The forerunner for the Messiah was in prison, punished for presuming to speak truth to power. Though John had pointed others to Jesus, he still had followers. These disciples reported to John all that Jesus had been doing (Luke 7:18), most notably raising a widow’s only son from the dead (Luke 7:11-17).
When John hears of these wondrous miracles, he is dismayed. He sends two disciples to ask Jesus, “Are you the one who is to come, or shall we look for another?” (Luke 7:19). Perhaps John is discouraged because Jesus is doing these wonderful things and John is confined. Perhaps John was anticipating the Messiah’s work to be quickly accomplished.
Remember, this is the one who announced with such conviction, “Behold, the Lamb of God who takes away the sin of the world! (John 1:29). It is he who received confirmation from the Father that Jesus is “the Son of God” (John 1:34). John is no stranger to the nature of the one called Jesus. But prison and possible death likely has a way of causing a person to need reassurance. Continue reading “John’s doubt, our challenge”
Years ago, I listened as Dick Sztanyo presented an excellent lesson on ethics. In it, he enumerated a number of principles for ethical decision-making. One he called the “principle of doubt.” Citing Romans 14:23, “But whoever has doubts is condemned if he eats, because the eating is not from faith. For whatever does not proceed from faith is sin” (ESV), Sztanyo reasoned that if one doubted the rightness of an action, one should so act as to remove the doubt.

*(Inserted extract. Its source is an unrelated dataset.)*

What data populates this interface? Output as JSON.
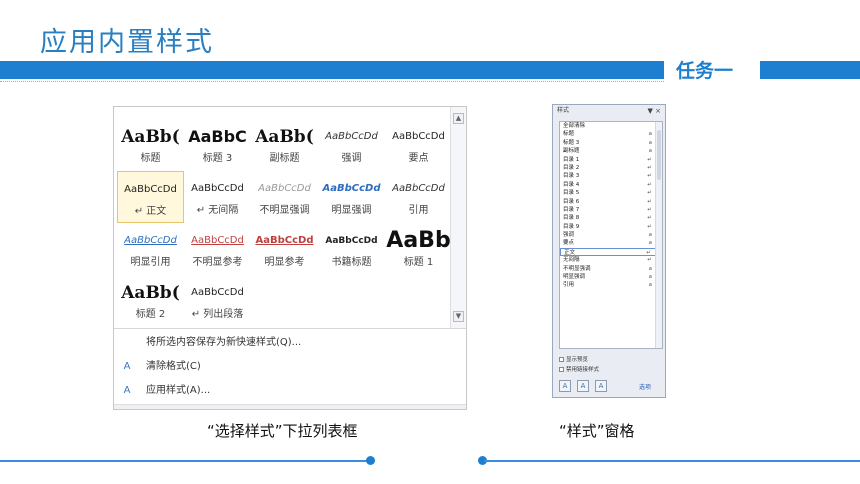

The context of Romans 14 discusses morally neutral actions that may prick the consciences of weak Christians, thus causing them to sin. The principle of doubt calls the weak to avoid those actions and thus clear their consciences. May the principle of doubt also be applied to another class of actions?
Continue reading “Baptism and the principle of doubt”
A few days ago, early in the morning, I glanced out my back window toward the apartment building where my son Joel and his family live. They’re living here for a year and found an apartment a couple of blocks away. But their building was gone! I did a double-take and noticed that a heavy fog had rolled in. Nothing could be seen beyond my backyard.
In less than an hour, the fog had lifted. My son’s building and everything else were in place.
The doubts of life are like that morning fog. Continue reading “The fog will clear”
For whatever reason, Thomas missed the first meeting of doom and gloom of the disciples after Jesus’ crucifixion, behind locked doors, when the newly risen Lord appeared to them. He then spent a week of nurturing his doubt and his refusal to believe his friends.
When Jesus appeared a week later, the Lord, knowing of Thomas’s skepticism, addressed him directly. Continue reading “Stop doubting”